Design, Photography, & Fashion
Lesson time 11:01 min
Building a career takes tenacity and patience. Learn Jimmy's philosophy behind a life in photography--and how hard work, passion, and perseverance can lead to success.
Topics include: Amplify Your Initial Spark • Tackle Big Ideas One Step at a Time • Market Yourself: Build a Foundation
If you want a career in photography, clearly, you have to do the work. I think you can be talented. You can think of it as a hobby. But if you're serious about it, it's about committing. It's about being obsessive. You know, I always say, you have to do your due diligence. You have to get out and shoot. It's kind of building on this body of work that you have. Building that body of work is great, because it helps you get honed in and refined with your camera, your equipment, thinking about shooting, how you're going to shoot it, different approaches. There's so many things to learn about photography that it really is about boots on the ground and getting out to shoot. If this is something you want to pursue, like anything in life, you've got to throw down. You've got to make it happen. It takes obsessiveness. It takes relentless pursuit. It takes getting beaten down and getting back up. It can also be really enjoyable. I mean, you should love the work. You should love getting out and creating images, and motivated every day to do it. It should be a calling. For me, it's given meaning. It's given purpose to my life. It should feel like that. I think people are lucky when they discover something that gives them meaning and purpose. And if you feel that, you have to go after it, and it has to be relentless. Producing that body of work doesn't come easily. There are really no shortcuts. You really have to spend the time. It can be challenging, for sure. Breaking into the photography business isn't easy, nor should it be. I think it's nice to give yourself assignments. It's great practice. Think of these ideas that you want to-- or a story that you want to tell, and go out and shoot it. That's the best way to develop that voice and the best way to kind of start putting all these different kind of abstract ideas and coming back with images. [MUSIC PLAYING] When I'm thinking about a shoot, I think through a lot of different ideas of what I want and try to get. You have to build your ideas from a certain point. So you kind of have your initial spark. I think a good way to approach it is having that initial spark, and then thinking bigger. Looking at it and thinking how you could make it really incredible. And I mean, that's what it means to push yourself creatively. Taking that first idea and taking it up another level, and then up another level, and really pushing it to as grand a scale as you can think of. Then you work backwards from that in a way. Sometimes you're also thinking about a shoot or an image, and you can go the other way, minimizing it if it's something more detailed or abstract. But in most cases, I think of a shoot, an idea, and I'm really thinking about how I can take it further and create something that maybe I haven't seen before. So it really requires you to think outside of the box. But when you are thinking about big ideas like that, there's a whole other side of that, right? Because if ...
Jimmy Chin has built his career taking photos at the top of the world, earning him the cover of National Geographic and multiple awards. Now he’s taking you on location to teach you techniques for capturing breathtaking shots.

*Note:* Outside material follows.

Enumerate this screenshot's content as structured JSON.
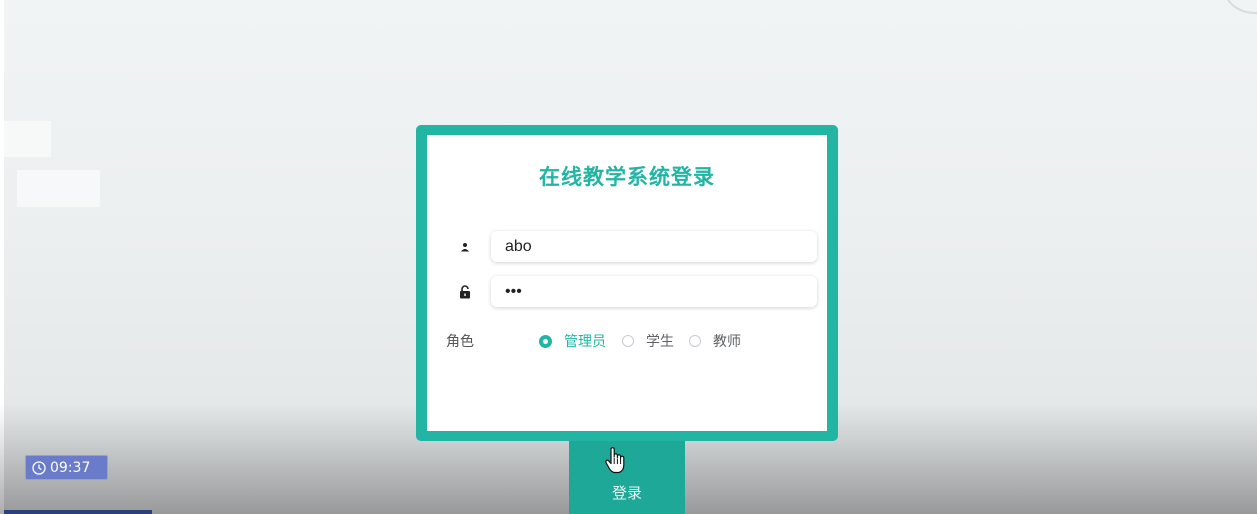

In his photography class, learn different creative approaches for commercial shoots, editorial spreads, and passion projects. Gather the gear—and the perspective—to bring your photography to new heights.
Great philosophy of life regardless of your vocation.
Amazingly well though out teaching. He has helped my passion for photography tremendously!
A really interesting path! It was good to get some inside knowledge from a National Geographic photographer.
Jimmy's narration and the way he brought out key learnings was incredible - Key things i learnt was one to discover my self, two the way he shot- various focal lengths etc, three hard work # shots and finally staying in the moment